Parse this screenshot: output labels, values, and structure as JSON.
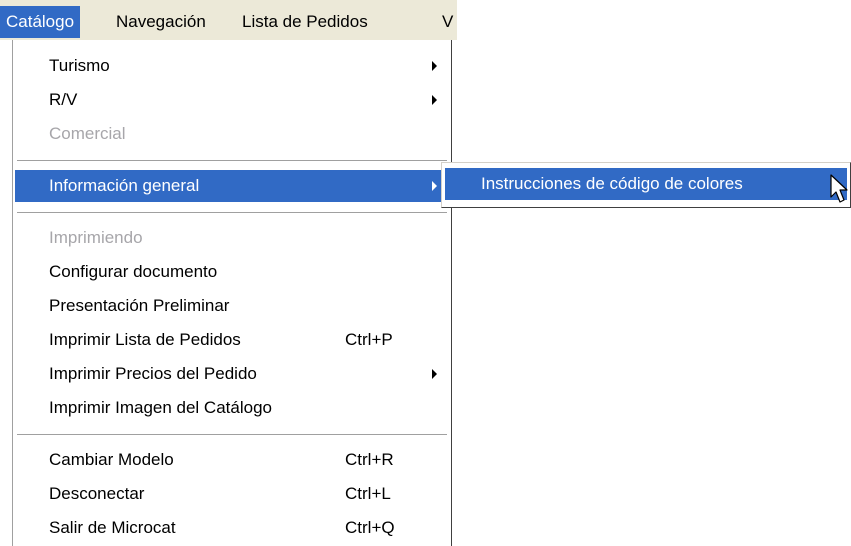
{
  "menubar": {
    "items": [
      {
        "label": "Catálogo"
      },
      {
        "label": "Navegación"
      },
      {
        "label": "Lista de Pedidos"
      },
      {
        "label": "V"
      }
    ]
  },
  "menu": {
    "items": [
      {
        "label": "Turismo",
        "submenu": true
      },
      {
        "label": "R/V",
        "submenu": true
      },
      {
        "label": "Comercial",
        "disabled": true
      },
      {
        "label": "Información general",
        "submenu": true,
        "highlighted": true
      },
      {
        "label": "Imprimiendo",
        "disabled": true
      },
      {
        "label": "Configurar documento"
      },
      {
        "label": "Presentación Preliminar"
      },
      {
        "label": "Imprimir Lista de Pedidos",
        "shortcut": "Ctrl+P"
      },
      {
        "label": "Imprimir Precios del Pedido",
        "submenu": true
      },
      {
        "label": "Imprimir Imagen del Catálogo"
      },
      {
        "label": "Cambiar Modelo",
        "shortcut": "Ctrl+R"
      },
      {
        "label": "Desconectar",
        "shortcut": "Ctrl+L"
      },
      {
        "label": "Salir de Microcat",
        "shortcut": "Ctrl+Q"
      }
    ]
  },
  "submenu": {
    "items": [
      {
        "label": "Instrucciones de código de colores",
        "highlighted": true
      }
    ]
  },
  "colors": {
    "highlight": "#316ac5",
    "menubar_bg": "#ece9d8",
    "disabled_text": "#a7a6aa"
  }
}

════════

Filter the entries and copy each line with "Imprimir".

REPLY
        "label": "Imprimir Lista de Pedidos",
        "label": "Imprimir Precios del Pedido",
        "label": "Imprimir Imagen del Catálogo"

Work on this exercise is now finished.